There are not a lot of customers I meet that don’t want some form of replication to a disaster recovery/colocation facility. What used to be financially unreachable has come down over 10-15 years to be affordable for most businesses. Remote replication, coupled with VMware or one of the other hypervisors providing server virtualization has made recovery quick, easy and within budget.
So as I look at some of the new storage systems being released lately, I’m scratching my head. Why would an affordable small to medium business mid-tier storage system provide only FibreChannel-based replication – today?
When I started doing SANs, they were SCSI, SSA and ESCON. None of these were that scalable in terms of connectivity. FibreChannel really opened up SANs to consolidate and centralize storage. And it was necessary. Without FC, we had many storage islands. We had clusters that needed terminators pulled. We would not have the VMware farms of today. It started expensive enough by itself, but iSCSI was a low cost alternative and really brought the price of SANs and FC down to the street prices we see today.
So when I look at the latest crop of storage from vendors (and you know who you are), I am floored when replication is still FC based, expecting dark fiber, DWDM, CWDM or FCIP to extend from one data center to another (and I’ve done all of these). To put it another way, everybody has TCP/IP connectivity between datacenters. Most of these same storage subsystems have iSCSI interfaces. So how hard can it be to send that same replication traffic over TCP/IP? The interface is already there! Let me do the IP QoS engineering. I’m good at it.
So imagine you are the Storage Solution Architect at a large and influential $9B reseller and you walk into a customer and am asked what each vendor has to offer?
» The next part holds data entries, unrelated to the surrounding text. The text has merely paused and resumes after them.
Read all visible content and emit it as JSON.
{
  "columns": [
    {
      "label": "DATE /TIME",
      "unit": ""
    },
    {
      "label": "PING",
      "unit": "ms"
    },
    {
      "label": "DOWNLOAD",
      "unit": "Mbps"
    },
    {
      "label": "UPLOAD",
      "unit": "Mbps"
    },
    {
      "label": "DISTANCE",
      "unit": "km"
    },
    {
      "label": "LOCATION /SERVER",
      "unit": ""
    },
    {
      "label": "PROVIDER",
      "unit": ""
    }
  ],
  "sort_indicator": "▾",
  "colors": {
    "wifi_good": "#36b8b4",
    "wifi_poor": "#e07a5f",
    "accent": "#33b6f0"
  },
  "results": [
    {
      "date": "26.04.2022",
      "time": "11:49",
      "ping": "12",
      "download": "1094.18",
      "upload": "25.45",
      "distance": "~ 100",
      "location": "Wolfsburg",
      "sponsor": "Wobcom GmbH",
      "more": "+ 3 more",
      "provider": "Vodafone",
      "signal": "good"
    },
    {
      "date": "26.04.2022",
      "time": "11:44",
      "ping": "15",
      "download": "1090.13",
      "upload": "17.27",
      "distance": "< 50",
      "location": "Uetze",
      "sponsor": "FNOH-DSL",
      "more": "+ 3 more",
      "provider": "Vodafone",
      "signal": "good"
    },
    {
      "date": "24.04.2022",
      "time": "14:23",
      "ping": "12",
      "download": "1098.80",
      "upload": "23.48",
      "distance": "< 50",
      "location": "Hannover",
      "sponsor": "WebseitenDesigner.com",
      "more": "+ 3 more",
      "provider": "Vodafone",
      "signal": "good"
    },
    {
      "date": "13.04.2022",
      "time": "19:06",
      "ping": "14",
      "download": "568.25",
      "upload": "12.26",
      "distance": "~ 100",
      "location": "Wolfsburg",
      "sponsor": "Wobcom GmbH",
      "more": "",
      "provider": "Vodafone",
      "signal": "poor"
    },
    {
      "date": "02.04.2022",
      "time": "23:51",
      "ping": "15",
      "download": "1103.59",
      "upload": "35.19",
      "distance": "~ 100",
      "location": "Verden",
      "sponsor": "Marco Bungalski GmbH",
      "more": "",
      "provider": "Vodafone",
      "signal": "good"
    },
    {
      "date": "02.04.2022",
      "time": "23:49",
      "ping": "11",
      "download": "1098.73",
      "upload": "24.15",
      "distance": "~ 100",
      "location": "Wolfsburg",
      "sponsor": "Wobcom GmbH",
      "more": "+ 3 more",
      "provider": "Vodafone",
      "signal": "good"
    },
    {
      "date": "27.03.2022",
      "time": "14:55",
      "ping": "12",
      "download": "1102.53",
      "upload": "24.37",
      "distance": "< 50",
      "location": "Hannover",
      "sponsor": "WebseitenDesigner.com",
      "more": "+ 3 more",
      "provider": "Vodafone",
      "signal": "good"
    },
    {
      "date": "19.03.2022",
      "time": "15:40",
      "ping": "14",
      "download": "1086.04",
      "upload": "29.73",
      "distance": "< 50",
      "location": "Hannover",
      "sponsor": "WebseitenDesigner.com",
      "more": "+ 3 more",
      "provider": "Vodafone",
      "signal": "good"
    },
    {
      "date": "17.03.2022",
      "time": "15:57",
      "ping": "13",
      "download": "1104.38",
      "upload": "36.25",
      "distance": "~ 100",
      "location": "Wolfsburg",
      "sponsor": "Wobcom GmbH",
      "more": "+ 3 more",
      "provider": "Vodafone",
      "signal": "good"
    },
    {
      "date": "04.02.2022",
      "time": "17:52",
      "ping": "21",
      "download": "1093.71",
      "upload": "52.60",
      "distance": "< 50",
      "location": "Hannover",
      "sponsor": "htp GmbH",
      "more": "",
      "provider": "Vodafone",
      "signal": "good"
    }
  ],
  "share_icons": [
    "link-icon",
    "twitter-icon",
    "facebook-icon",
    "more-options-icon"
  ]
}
They want to replicate storage from one site to another and they have a budget under $200K. Guess what, those FC only replication solutions are knocked out. As much as I love and believe in that solution, as much as roadmaps say they might someday offer … they’re outta there.
So I’m may be head over heals about some of these new storage solutions. I may really believe in their functionality, their ease of use, their pizzazz, but when the rubber hits the road, they just don’t cut the mustard.
There are places they fit and there are customers that either have the infrastructure or can afford it. For those that don’t, I have the remote replication blues.
Vendors, if you are still reading I have another message for you. Customers crave long-distance VMotion. Don’t wait for Gartner or IDC to tell you on a quadrant or chart. They are screaming for it.
I am currently evaluating hardware reference architectures from several vendors to accomplish this goal. Many fall short in one way or another, but wouldn’t take a lot of effort to fix (at least from my seat).
What I really want is a single-storage image. A stretched storage subsystem between two different geographic locations within metropolitan mirroring distance, that is 200 km circuit distance (although 400 km would be nice). I want a single WWNN between the storage cluster or grid. I’d prefer to have two nodes at location A and two nodes at location B, sharing one WWNN, appearing as one storage subsystem. I want volumes writable on both sides, kind of like EMC vPlex, NetApp MetroCluster or IBM split-node SVC. Each of these have some limitation I run into.
I want to vMotion from A to B. I want to change MPIO active/passive paths to be primary to the local controller at site A, passive to site B and flip them when I vMotion. I want to rely on vmfs to take care of my locking and coherency, which it does already. I want at least 100 km of distance. I want mirroring to be internal and transparent between the nodes of each site. I want Cisco IVR with an isolated fault-domain (transit VSAN) in-between sites. I really don’t have all of this yet.
I can get vMotion working, but there’s still a tromboning of reads or writes (due to the MPIO not being flipable). I don’t get enough node-pairs on each side. I need a quorum tie breaker. I need over 10 km. I need IVR and ISLs. I’m close, but I’m not there yet.
XIV seems close with it’s grid, but can I split the grid between locations? I think the latency (with XIV only) would kill the performance.
All that being said, the technology is doable with what I’ve got and I am designing it and building it. I may not have everything, the distance isn’t what I want here, I have one node at each location in that solution there, yadda yadda. I can do NFS (but that comes with its own issues). With FC on ESX, I likely need to do this all with ALUA. (I can’t load custom MPIO drivers, there goes Open System Hyper Swap.)
So now you see why I’ve got the Single-Storage Image MPIO blues.
Long Distance vMotion – The Holy Grail
Forget all the clouds. It’s winter here in Minnesota and it gets cloudy for weeks at a time with cold and snow. CIOs may be speaking of clouds, but IT managers, CTOs and Enterprise Architects want long-distance vMotion. Two local sites, one shared subnet, one shared single-storage image and a VMware grid with nodes at each of the two locations. Add SRDF/A, GlobalMirror, SnapMirror and I have 3 site geographic replication.
Give the people what they want: VM mobility.
Everyone I know as asking for it. People are scratching their heads. Until they get it, they will all have the Remote Replication, Single-Storage Image MPIO Blues.